**Recorded data**.
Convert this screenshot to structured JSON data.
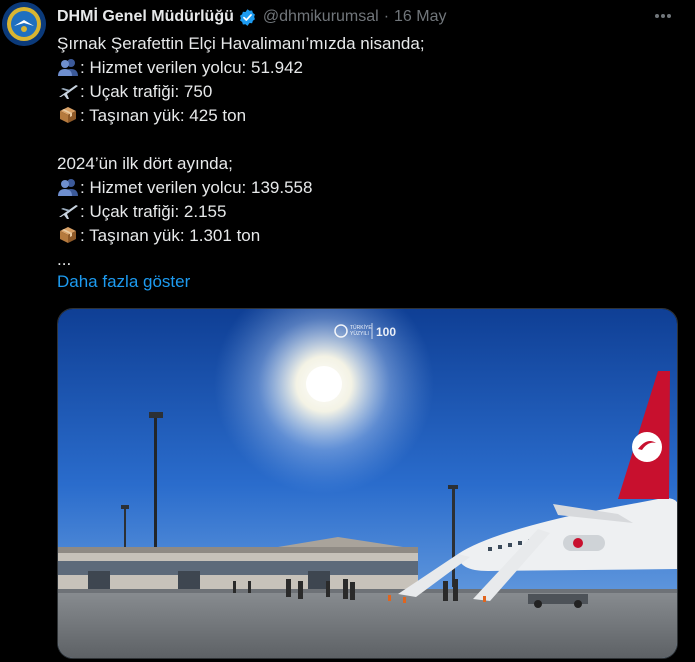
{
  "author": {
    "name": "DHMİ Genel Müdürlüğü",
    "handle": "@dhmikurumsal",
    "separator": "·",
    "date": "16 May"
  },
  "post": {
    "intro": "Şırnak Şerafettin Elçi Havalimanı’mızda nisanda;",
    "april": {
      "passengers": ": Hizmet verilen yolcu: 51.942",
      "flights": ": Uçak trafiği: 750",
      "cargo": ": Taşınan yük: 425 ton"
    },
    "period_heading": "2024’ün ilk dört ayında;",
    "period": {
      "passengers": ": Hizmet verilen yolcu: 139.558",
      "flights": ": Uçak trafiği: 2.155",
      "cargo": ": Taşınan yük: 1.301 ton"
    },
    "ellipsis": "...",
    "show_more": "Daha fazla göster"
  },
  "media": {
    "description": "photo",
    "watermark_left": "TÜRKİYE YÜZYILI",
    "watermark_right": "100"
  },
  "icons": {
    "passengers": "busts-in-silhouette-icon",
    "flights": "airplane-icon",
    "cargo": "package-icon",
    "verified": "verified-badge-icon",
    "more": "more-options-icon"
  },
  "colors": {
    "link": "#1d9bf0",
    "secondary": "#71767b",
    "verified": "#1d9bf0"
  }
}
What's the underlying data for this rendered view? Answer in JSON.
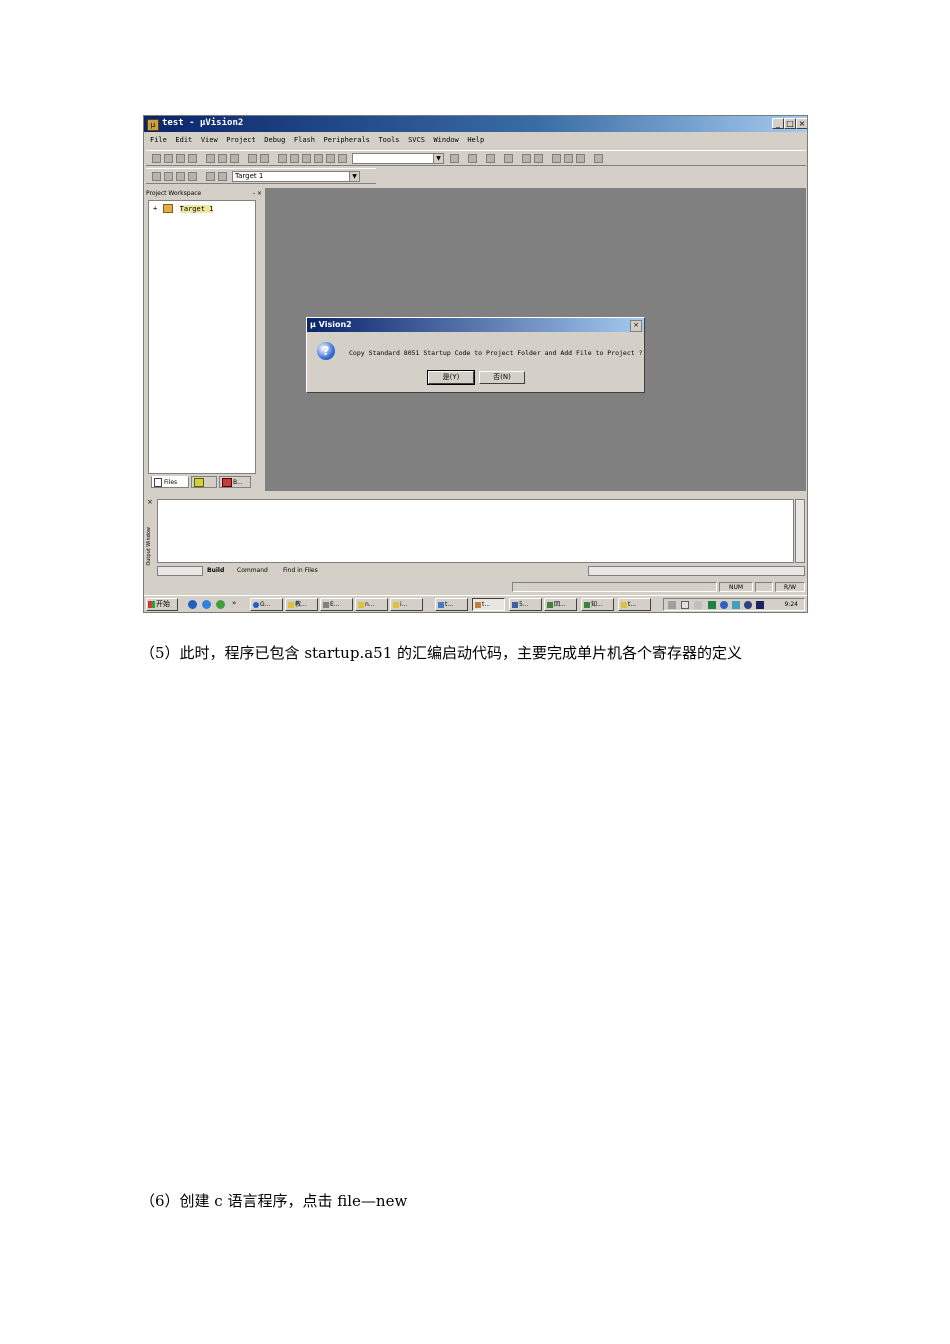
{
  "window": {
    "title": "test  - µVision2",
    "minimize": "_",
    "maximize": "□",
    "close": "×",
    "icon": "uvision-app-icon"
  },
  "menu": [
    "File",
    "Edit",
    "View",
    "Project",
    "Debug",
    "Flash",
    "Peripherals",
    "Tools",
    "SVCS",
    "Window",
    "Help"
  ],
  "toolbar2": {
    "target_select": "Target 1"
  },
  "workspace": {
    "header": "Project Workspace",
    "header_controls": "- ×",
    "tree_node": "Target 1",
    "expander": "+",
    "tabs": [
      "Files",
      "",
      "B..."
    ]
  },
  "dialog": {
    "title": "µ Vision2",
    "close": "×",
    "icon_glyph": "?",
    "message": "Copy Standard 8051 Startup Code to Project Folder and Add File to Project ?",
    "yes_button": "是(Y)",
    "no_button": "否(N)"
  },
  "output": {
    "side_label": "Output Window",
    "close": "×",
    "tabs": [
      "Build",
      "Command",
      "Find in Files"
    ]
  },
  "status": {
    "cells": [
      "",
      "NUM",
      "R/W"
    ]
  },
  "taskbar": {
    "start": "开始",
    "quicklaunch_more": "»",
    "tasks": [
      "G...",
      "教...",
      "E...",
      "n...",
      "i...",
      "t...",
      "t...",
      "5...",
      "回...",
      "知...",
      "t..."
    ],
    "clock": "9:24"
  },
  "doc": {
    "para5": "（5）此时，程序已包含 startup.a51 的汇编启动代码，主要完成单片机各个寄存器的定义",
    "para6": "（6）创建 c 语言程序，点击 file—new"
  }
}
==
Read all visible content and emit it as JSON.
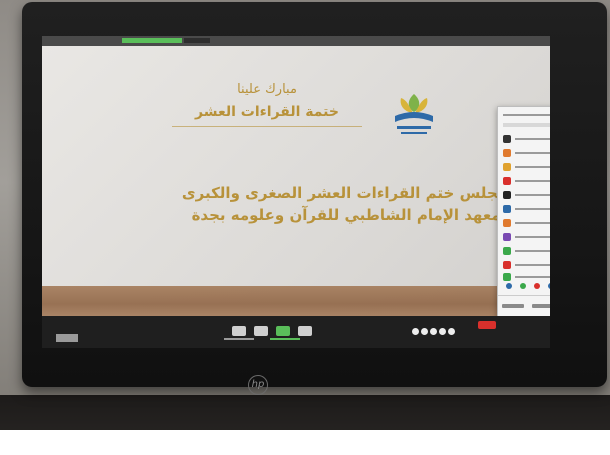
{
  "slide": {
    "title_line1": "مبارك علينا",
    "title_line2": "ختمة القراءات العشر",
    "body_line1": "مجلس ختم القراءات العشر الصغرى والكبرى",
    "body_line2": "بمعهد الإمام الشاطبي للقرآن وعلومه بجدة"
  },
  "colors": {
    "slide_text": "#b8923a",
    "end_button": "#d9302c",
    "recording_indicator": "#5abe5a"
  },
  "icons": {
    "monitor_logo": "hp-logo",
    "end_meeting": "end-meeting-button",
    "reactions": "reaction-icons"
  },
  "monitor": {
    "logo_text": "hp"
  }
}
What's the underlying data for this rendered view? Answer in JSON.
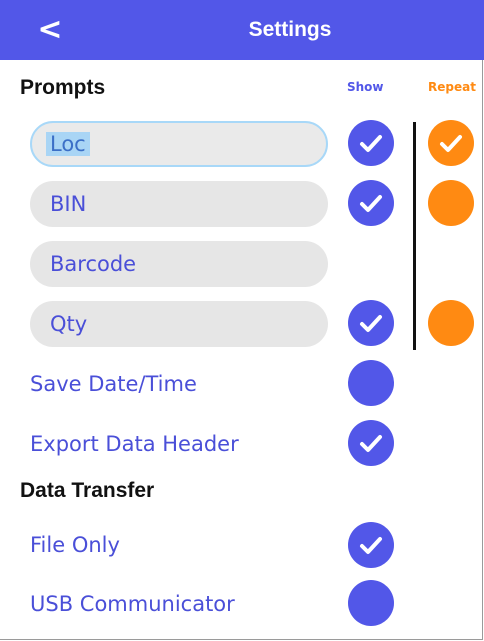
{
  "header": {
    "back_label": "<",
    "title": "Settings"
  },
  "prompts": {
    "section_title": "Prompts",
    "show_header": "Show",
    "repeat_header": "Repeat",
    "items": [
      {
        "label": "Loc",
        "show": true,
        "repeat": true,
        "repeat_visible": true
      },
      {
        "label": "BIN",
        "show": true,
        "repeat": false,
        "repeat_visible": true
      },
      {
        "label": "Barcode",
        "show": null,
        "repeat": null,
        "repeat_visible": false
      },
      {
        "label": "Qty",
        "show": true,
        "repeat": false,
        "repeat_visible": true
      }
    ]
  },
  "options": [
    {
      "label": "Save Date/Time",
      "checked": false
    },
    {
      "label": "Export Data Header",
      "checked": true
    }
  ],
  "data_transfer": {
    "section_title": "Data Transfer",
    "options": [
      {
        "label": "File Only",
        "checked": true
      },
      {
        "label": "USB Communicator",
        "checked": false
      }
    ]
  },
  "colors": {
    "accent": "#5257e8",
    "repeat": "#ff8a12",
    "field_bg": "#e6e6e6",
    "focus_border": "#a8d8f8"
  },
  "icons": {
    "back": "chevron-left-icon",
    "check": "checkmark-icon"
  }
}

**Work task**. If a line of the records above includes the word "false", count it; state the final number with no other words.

**Response to the task**. 5